Related Topics

ADHD: Attention Deficit Hyperactivity Disorder
Childhood Mental Disorders and Illnesses
Child Development & Parenting: Infants (0-2)
Child Development & Parenting: Early (3-7)

When Families Lack Insurance, Kids' Dental Woes Rise

HealthDay News
by -- Robert Preidt
Updated: Apr 10th 2017

new article illustration

MONDAY, April 10, 2017 (HealthDay News) -- American children without dental insurance are far less likely to receive necessary care for their teeth than kids with coverage, a new survey finds.

Toothaches and other dental problems that interfere with eating, sleeping or school performance are twice as common for kids without dental coverage, researchers found.

The findings were released as Republican lawmakers discuss major changes to Medicaid and other programs that provide dental insurance to many families and children.

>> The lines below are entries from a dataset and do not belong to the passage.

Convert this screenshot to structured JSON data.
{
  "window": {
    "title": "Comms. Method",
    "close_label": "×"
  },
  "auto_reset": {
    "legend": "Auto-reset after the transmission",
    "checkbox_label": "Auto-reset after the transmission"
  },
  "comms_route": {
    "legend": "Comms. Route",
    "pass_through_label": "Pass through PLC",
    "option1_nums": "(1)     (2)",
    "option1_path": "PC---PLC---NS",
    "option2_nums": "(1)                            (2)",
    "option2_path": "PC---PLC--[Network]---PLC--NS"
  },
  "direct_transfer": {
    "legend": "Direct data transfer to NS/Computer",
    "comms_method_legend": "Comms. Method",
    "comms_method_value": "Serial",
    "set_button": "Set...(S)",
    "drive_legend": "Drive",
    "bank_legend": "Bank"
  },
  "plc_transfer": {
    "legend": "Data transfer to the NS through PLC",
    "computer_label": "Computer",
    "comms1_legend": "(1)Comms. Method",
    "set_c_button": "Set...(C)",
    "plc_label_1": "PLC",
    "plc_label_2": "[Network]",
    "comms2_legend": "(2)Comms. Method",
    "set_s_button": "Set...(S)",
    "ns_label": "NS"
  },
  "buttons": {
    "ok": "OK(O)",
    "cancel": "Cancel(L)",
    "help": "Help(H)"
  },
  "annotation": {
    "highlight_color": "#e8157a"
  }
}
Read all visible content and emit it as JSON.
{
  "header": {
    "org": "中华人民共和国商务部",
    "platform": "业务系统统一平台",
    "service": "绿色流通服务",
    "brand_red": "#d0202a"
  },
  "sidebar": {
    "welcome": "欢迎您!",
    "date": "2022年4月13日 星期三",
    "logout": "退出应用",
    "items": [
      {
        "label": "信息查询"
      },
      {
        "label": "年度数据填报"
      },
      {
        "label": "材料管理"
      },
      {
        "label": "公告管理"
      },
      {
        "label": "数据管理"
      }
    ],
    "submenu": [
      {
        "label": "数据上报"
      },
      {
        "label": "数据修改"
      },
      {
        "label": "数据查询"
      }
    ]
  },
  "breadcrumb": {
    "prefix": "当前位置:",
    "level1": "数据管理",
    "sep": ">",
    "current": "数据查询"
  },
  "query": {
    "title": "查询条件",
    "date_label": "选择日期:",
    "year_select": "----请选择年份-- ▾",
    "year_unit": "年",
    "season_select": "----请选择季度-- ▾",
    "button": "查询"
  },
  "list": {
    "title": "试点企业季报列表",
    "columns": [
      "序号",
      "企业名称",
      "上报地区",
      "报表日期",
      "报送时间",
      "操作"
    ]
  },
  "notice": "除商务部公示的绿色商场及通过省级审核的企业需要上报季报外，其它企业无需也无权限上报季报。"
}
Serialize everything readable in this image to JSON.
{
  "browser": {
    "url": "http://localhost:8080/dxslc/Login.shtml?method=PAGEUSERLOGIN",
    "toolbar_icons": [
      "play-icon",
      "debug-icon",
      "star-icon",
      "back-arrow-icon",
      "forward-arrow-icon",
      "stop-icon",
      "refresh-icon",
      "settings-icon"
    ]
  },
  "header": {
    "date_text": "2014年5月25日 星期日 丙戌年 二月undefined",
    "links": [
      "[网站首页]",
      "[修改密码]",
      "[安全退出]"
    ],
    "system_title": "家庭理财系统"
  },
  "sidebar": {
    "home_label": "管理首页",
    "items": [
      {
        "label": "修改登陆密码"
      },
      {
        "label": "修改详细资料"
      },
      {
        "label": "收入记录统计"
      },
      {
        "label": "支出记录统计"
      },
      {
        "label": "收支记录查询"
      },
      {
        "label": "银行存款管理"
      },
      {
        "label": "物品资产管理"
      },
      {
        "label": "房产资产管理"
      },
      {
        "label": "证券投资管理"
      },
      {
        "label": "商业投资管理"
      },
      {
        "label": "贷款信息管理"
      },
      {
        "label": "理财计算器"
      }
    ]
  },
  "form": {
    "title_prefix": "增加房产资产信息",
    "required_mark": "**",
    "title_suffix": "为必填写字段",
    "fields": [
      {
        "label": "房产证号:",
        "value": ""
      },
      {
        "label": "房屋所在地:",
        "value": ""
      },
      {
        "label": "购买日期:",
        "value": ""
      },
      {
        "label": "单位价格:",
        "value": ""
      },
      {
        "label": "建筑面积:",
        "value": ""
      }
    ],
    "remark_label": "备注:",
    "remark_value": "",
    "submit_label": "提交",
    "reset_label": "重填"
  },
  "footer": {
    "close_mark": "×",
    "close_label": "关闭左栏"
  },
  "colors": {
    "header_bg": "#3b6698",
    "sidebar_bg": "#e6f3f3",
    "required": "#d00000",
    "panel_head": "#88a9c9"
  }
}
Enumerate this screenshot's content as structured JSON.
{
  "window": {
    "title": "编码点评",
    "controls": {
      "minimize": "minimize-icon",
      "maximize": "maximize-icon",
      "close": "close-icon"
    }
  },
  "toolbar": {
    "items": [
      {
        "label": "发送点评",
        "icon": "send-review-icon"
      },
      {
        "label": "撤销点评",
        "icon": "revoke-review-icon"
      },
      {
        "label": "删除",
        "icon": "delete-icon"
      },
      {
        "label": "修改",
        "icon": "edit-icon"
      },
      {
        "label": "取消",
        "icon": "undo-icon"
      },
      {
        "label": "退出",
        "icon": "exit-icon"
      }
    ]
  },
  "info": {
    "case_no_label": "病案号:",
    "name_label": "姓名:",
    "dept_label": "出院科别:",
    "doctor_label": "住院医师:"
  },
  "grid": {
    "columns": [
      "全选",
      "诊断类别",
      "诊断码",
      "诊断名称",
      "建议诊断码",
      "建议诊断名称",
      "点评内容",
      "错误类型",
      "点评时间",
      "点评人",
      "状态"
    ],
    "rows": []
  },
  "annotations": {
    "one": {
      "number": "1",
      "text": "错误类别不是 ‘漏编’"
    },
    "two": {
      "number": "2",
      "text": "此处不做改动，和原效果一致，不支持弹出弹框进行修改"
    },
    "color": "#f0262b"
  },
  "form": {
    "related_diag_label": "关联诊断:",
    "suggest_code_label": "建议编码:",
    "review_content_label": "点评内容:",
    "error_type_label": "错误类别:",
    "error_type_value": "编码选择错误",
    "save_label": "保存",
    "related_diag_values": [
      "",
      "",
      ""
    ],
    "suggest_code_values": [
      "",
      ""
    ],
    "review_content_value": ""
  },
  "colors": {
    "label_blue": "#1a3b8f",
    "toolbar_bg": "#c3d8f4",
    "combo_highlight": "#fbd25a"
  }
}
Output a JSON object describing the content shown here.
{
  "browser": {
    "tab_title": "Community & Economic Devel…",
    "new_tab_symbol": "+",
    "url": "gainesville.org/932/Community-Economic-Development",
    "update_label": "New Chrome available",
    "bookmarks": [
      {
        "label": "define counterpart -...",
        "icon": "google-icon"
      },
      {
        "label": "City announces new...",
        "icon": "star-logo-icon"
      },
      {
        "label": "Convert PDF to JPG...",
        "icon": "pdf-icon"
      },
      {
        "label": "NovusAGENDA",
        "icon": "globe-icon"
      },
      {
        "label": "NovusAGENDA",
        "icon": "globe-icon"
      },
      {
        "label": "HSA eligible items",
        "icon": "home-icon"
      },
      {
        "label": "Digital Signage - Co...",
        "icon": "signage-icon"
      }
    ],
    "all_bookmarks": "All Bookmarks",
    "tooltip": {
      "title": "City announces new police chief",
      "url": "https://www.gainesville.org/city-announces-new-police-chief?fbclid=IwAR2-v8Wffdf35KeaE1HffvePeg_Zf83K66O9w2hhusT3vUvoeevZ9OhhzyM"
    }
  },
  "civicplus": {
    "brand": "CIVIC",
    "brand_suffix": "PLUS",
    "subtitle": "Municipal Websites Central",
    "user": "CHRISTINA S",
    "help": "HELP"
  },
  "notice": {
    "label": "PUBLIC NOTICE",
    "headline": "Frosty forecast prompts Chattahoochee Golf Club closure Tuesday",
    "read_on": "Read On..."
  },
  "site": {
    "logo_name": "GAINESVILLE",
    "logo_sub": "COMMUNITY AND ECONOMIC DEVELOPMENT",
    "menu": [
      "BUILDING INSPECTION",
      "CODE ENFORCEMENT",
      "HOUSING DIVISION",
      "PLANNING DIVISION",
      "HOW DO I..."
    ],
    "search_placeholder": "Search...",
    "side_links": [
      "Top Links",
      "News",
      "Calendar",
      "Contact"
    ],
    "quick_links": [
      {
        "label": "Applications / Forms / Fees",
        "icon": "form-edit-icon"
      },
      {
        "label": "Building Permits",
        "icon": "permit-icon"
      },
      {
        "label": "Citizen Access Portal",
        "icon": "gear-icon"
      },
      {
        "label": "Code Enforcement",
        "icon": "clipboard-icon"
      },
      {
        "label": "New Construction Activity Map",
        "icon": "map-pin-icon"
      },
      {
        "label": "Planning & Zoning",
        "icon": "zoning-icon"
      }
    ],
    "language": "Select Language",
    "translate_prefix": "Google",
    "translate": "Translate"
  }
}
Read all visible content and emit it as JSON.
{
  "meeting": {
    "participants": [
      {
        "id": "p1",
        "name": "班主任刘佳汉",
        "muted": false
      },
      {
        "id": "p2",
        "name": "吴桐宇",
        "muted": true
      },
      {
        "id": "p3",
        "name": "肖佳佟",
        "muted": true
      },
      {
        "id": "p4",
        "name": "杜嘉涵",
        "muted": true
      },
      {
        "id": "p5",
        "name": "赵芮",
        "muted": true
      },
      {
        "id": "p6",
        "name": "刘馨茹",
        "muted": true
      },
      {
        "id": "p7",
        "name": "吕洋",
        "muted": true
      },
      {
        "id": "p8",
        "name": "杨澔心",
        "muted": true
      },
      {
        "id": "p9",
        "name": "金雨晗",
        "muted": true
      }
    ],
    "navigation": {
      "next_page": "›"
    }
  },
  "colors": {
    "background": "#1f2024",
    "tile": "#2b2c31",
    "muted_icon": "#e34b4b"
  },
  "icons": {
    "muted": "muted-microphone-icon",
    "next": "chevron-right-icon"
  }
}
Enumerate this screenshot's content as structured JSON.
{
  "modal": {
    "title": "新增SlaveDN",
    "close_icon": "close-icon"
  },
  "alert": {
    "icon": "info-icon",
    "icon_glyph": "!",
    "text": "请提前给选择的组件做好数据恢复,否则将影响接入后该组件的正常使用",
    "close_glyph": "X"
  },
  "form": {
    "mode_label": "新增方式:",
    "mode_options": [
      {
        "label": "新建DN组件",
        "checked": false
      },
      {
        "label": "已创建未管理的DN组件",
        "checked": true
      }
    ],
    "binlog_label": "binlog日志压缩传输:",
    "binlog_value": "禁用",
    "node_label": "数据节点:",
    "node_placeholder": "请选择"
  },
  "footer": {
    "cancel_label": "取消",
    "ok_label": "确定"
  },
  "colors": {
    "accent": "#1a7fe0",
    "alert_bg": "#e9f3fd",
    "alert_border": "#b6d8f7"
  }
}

"This survey speaks loud and clear -- coverage counts," said Meg Booth, executive director for the Children's Dental Health Project. The Washington, D.C.-based nonprofit conducted the survey.

The nationwide poll included more than 600 parents of children up to age 21.

Overall, 13 percent of parents said that in the past year their children needed dental care but weren't able to receive it. The rate was nearly three times higher among uninsured children (26 percent) than among those with insurance (9 percent).

Cost was cited by more than half of parents as the reason why their children did not receive needed dental care.

Low-income and minority parents were more likely to say their children did not receive needed dental care. Rates were 28 percent for those with annual incomes below $30,000, and 34 percent for Hispanics.

The survey was conducted in early March. It also found that Hispanic, Asian and black parents were far more likely than white parents to say their children visited an emergency room for a dental problem in the past year.

"When children are covered by Medicaid, CHIP [Children's Health Insurance Program] or private insurance, they are more likely to have regular dental visits. And they are far less likely to have serious oral health problems that can cause pain and disrupt their lives," Booth said in a news release from the group.

More information

The U.S. Office of Disease Prevention and Health Promotion has more on children's dental health.